Over the past few months, I’ve received quite a few critiques of a certain type that first frustrated me and then got me thinking. And, just to be clear, this rant isn’t aimed at the critiquers; I’m not angry of them or anything. I’m just wondering how this reflects to the SF readership at large.
And let me explain further with specific examples, although paraphrased.
1. Bob, the Pyramid Builder
Comments from critters on historical fantasy:
“Those names are so weird. Why isn’t anyone named Bob or Mary?”
Or its variation:
“Netjerykhet is such a complex name. You should use nicknames so your readers won’t get confused.”
Nicknames? Seriously? And it’s not as if I give everyone in my stories railroad names like ‘Mentuhotep II Nebhepetre’. I try to keep the ancient names short, like Hapi. But when there’s an actual historical figure featuring in my story, a person who has been mentioned in historical texts, I can’t shorten their names to indulge certain readers.
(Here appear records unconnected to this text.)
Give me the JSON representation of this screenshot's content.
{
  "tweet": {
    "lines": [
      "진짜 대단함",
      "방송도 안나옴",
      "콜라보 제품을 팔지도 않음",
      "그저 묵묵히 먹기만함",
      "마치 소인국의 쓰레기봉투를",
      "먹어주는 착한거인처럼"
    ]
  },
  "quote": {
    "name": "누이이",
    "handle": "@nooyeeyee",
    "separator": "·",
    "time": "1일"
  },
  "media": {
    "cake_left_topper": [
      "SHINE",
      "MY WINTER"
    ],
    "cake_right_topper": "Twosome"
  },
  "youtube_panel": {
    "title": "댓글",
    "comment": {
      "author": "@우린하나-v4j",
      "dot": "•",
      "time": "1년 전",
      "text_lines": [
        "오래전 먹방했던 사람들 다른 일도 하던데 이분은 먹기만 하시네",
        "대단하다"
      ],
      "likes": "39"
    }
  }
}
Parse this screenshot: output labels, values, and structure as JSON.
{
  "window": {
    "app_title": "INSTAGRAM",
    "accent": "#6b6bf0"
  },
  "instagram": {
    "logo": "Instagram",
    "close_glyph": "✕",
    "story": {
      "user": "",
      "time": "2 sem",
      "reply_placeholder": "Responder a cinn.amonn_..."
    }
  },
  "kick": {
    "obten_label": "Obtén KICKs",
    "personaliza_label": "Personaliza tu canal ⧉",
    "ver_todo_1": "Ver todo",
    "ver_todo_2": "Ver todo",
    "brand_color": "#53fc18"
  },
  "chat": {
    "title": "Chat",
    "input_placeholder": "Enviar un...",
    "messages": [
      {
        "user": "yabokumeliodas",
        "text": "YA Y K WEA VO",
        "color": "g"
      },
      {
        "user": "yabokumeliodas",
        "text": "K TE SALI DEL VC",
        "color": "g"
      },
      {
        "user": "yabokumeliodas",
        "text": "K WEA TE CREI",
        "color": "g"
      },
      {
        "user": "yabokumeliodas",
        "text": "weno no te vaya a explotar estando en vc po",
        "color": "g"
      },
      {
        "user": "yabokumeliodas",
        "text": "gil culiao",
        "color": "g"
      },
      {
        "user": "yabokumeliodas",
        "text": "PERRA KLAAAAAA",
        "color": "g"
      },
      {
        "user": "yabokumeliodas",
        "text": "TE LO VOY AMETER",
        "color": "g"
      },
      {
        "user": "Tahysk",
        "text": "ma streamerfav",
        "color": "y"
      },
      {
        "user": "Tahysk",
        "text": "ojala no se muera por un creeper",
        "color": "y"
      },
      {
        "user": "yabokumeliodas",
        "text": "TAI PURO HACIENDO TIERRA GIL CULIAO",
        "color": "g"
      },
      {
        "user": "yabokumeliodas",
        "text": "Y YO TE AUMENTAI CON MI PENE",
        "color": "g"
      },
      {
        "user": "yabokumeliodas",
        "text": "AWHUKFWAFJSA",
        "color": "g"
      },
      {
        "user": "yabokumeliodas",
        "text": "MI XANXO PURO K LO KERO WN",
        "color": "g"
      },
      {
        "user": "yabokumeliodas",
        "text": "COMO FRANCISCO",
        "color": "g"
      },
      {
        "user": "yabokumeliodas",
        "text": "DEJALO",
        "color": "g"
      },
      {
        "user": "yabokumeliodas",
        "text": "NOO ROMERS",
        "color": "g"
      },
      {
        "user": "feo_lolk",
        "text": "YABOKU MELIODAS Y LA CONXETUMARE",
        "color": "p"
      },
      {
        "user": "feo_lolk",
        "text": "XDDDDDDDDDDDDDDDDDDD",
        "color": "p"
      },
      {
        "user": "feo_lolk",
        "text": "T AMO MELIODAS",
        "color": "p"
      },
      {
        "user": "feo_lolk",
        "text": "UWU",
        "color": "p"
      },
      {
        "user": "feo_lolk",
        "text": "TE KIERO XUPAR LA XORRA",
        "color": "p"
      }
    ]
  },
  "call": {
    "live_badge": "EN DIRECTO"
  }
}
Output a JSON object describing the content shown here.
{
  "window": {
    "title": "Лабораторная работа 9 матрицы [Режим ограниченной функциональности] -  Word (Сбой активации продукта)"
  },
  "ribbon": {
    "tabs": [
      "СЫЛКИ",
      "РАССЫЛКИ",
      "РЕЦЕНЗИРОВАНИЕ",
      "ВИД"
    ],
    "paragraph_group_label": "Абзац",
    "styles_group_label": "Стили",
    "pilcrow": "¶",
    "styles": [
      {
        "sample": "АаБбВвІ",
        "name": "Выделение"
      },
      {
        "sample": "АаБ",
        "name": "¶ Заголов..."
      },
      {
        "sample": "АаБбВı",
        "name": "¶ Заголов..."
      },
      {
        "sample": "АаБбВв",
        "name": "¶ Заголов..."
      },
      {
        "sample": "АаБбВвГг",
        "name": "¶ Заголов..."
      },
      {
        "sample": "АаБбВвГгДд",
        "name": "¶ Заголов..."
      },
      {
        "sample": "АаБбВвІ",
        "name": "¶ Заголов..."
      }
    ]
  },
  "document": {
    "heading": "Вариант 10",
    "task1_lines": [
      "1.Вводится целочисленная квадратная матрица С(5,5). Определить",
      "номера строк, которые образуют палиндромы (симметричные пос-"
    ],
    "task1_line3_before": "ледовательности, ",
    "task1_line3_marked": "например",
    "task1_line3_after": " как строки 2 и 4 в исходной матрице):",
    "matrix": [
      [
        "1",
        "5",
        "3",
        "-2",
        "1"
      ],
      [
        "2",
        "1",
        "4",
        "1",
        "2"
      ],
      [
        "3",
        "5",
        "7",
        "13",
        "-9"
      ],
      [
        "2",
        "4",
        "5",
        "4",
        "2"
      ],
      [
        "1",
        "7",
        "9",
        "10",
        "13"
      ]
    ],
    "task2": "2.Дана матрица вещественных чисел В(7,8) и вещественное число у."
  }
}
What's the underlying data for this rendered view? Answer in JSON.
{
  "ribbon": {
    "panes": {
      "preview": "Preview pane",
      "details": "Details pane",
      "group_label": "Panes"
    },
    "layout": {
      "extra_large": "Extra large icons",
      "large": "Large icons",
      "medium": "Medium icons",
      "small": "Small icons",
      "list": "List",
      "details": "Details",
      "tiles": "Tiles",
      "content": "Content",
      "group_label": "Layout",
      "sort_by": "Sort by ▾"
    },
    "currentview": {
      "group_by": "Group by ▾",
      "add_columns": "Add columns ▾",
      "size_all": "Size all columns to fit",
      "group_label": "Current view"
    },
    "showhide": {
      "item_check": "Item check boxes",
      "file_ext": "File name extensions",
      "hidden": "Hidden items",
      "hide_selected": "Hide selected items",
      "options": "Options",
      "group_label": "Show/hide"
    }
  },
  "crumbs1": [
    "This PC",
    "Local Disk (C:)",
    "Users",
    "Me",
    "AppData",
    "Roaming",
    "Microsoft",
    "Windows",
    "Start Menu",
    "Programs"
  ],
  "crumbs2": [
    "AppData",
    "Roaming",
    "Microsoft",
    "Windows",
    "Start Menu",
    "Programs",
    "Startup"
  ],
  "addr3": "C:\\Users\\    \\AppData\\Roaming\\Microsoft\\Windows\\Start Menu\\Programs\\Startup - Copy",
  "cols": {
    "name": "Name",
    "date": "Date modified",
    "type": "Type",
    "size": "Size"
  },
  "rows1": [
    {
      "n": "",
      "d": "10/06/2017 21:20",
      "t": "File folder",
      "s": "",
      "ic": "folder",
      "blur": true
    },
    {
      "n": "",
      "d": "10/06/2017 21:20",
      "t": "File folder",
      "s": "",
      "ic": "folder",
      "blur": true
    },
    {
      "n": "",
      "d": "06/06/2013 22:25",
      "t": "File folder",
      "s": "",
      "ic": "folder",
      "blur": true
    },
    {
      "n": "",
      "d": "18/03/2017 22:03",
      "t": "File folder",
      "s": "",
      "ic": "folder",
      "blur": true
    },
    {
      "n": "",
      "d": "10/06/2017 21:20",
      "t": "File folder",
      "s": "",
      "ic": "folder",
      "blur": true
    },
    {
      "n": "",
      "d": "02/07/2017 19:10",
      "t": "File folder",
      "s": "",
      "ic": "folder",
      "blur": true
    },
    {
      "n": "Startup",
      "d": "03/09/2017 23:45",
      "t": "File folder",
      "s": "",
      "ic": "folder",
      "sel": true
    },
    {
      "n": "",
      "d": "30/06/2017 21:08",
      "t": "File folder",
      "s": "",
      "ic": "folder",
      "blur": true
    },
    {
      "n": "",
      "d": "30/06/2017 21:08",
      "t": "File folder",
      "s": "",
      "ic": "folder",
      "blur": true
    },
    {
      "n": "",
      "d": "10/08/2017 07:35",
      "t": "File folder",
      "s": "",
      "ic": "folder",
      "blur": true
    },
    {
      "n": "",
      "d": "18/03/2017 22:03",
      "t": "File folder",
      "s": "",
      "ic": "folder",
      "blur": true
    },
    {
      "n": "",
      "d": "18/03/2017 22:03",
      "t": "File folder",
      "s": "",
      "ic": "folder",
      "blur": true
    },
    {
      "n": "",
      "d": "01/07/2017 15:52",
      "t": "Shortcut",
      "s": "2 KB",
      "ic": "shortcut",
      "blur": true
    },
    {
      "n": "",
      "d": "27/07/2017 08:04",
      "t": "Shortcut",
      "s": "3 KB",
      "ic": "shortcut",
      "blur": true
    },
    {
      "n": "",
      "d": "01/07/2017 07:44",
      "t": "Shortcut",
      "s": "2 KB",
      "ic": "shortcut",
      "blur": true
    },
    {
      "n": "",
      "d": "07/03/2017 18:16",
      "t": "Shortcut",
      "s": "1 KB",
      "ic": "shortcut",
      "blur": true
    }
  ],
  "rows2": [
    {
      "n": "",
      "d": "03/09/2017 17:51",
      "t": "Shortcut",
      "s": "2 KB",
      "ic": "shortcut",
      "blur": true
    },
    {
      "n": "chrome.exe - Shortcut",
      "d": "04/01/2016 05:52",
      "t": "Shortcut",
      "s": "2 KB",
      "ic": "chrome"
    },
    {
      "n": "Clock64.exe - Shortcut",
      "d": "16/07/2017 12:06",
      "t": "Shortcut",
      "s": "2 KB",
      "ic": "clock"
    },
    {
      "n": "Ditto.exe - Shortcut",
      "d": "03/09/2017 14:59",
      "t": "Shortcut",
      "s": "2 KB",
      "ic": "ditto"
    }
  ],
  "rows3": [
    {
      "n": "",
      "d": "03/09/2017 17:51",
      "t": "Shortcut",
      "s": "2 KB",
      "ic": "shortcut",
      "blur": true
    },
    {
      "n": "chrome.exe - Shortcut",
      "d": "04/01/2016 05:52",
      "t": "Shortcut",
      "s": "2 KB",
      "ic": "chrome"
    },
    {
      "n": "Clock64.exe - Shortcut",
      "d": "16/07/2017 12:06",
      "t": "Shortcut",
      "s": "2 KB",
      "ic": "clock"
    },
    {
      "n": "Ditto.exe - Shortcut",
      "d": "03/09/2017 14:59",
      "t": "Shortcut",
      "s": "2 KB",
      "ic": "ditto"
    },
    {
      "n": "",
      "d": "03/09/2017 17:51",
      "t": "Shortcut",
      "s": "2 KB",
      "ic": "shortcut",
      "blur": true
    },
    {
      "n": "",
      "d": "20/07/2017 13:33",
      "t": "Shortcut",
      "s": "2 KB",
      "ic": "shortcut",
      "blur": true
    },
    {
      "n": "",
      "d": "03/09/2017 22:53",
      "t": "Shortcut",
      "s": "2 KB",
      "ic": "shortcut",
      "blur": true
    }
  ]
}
Unless those readers are the majority. And this thought troubles me.
2. Who’s this guy again?
Moving away from the woes of writing historical fiction, but (probably) dealing with short attention span again, I have to wonder if it’s me or the critter. Snippets from a story (paraphrased):
“Mary’s sister had killed herself, unable to face the humiliation. Oh Jane, Mary thought, why did you leave me alone?”
3-4 paragraphs later:
“In Mary’s dream, Jane was there, her wrists slashed open.”
And here comes the critter’s comment:
“Who’s that Jane gal? Perhaps you could tell us more about their relationship and how she died?”
Head, meet desk.
If this was one isolated incident, I’d just brush it off. Gods knows I’ve goofed aplenty in my own crits. Sometimes, real world issues interfere, kids cry, cats complain, colds mess up your head and you cannot be 100% there. In a similar way, if there was a consensus of comments pointing to something unclear, I’d go back and clarify.
But no. There’s always a random comment from certain people at random parts of the story that indicates to me that they missed my not-so-subtle hints. Do I really need to spell it out for them?
“Jane was Mary’s sister who cut her wrists to kill herself.”
This is not how I want to write. But it left me wondering how this reflects to readers in general, and not just critters.
3. But what does Bob feel now?
I blame this on how-to-write books.
It’s the middle of a fight scene against dragons (or Cthulhu, or the Antichrist, or Sauron or any other big bad Evil Guy). Bob has trembling knees, almost drops his sword and thinks he should have stayed in bed that day. Or something along these lines.
Gee, I wonder what he may be feeling.
Do I really have to spell it out? Bob was scared/terrified/whatever?
And then there’s its evil twin: What is Bob thinking?
In the middle of a dragon fight scene? During the adrenaline rush and its “Fight or Flight” effect? Newsflash: sometimes, people don’t think. They’re just trying to avoid getting barbequed. They don’t have the time to calculate the pros and cons of hiding under that wagon or inside that well or in that cave. (Yes, someone actually suggest I should do that). There’s a fraking dragon after them, for catnip’s sake.
I don’t blame only how-to-write books. I also blame action movies with their slow motion scenes, in which the hero can eat breakfast, boink his girlfriend and have a smoke in the duration of a single kick/shot. Yeah. Sorry, fight scenes in fiction rarely work this way.
Again, the above rant does not apply in places I’ve failed to display my characters’ emotional response. Those become apparent very quickly, and there’s generally a critter agreement on those. Moreover, if something is lacking, at some level I already know it and it takes just one comment to identify it. This rant is aimed at those instances where critters seem to wake up at random intervals, post a random comment to show they’re still reading. Much like what some of us did during classes back in high school or university.
But it still leaves me baffled.
So is this a sign of the times, an indication of reduced attention span of modern readers, or should I just find myself new critters?